## [WHAT THE EXERCISE ASKS]
Reprint all records below exactly. No images.

Entries from a dataset of interfaces
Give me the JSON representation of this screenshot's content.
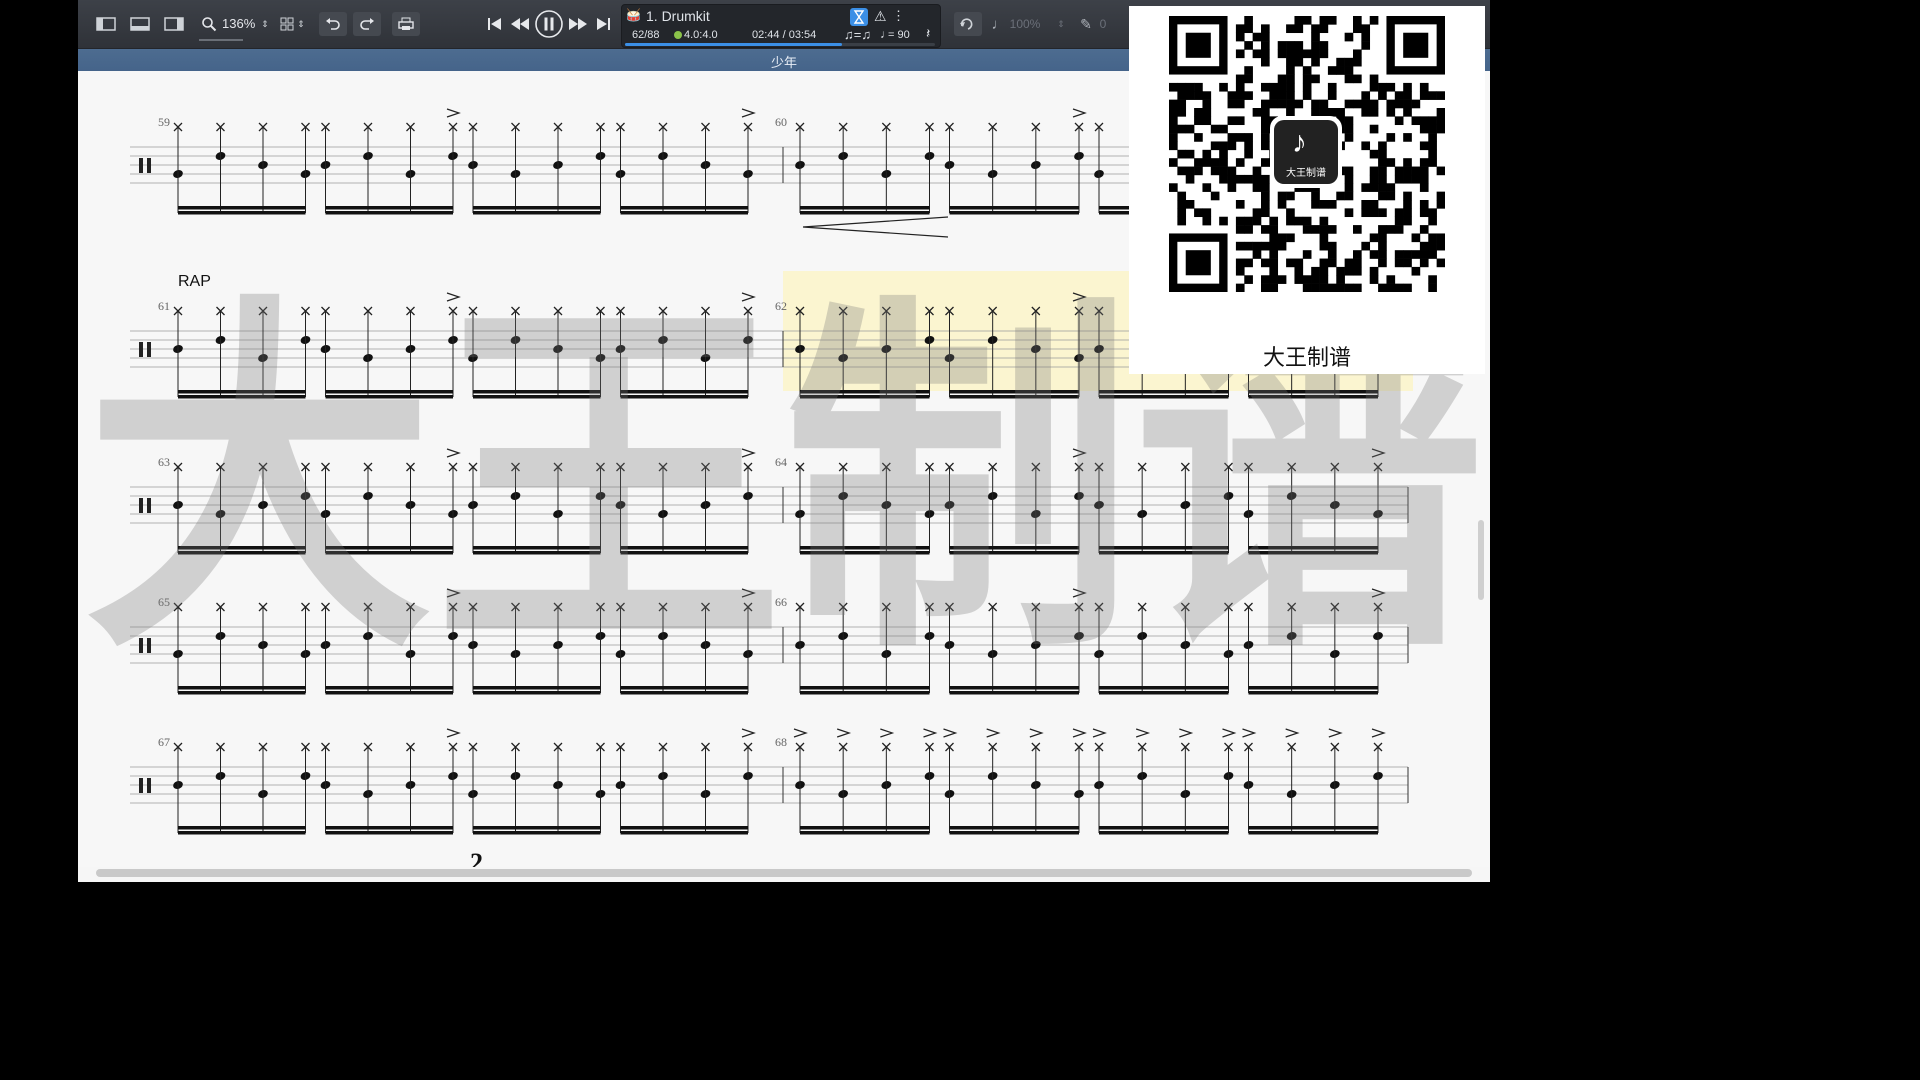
{
  "toolbar": {
    "zoom": "136%",
    "icons": [
      "sidebar-left-icon",
      "panel-bottom-icon",
      "sidebar-right-icon",
      "zoom-icon",
      "layout-grid-icon",
      "undo-icon",
      "redo-icon",
      "print-icon"
    ]
  },
  "transport": {
    "icons": [
      "skip-back-icon",
      "rewind-icon",
      "pause-icon",
      "fast-forward-icon",
      "skip-forward-icon"
    ]
  },
  "lcd": {
    "track_name": "1. Drumkit",
    "bar_position": "62/88",
    "time_signature": "4.0:4.0",
    "time": "02:44 / 03:54",
    "tempo": "= 90",
    "progress": 0.7
  },
  "right_tools": {
    "volume": "100%",
    "counter": "0"
  },
  "song_title": "少年",
  "score": {
    "measure_numbers": [
      "59",
      "60",
      "61",
      "62",
      "63",
      "64",
      "65",
      "66",
      "67",
      "68"
    ],
    "section_label": "RAP",
    "page_number": "2"
  },
  "watermark": {
    "text": "大王制谱",
    "qr_caption": "大王制谱",
    "qr_logo_text": "大王制谱"
  },
  "colors": {
    "toolbar": "#33363c",
    "accent": "#3b8fe6",
    "subtitle_bar": "#4a6a8e",
    "highlight": "#fff4b0"
  }
}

## [FINAL ANSWER]
Give me the JSON representation of this screenshot's content.
{
  "toolbar": {
    "zoom": "136%",
    "icons": [
      "sidebar-left-icon",
      "panel-bottom-icon",
      "sidebar-right-icon",
      "zoom-icon",
      "layout-grid-icon",
      "undo-icon",
      "redo-icon",
      "print-icon"
    ]
  },
  "transport": {
    "icons": [
      "skip-back-icon",
      "rewind-icon",
      "pause-icon",
      "fast-forward-icon",
      "skip-forward-icon"
    ]
  },
  "lcd": {
    "track_name": "1. Drumkit",
    "bar_position": "62/88",
    "time_signature": "4.0:4.0",
    "time": "02:44 / 03:54",
    "tempo": "= 90",
    "progress": 0.7
  },
  "right_tools": {
    "volume": "100%",
    "counter": "0"
  },
  "song_title": "少年",
  "score": {
    "measure_numbers": [
      "59",
      "60",
      "61",
      "62",
      "63",
      "64",
      "65",
      "66",
      "67",
      "68"
    ],
    "section_label": "RAP",
    "page_number": "2"
  },
  "watermark": {
    "text": "大王制谱",
    "qr_caption": "大王制谱",
    "qr_logo_text": "大王制谱"
  },
  "colors": {
    "toolbar": "#33363c",
    "accent": "#3b8fe6",
    "subtitle_bar": "#4a6a8e",
    "highlight": "#fff4b0"
  }
}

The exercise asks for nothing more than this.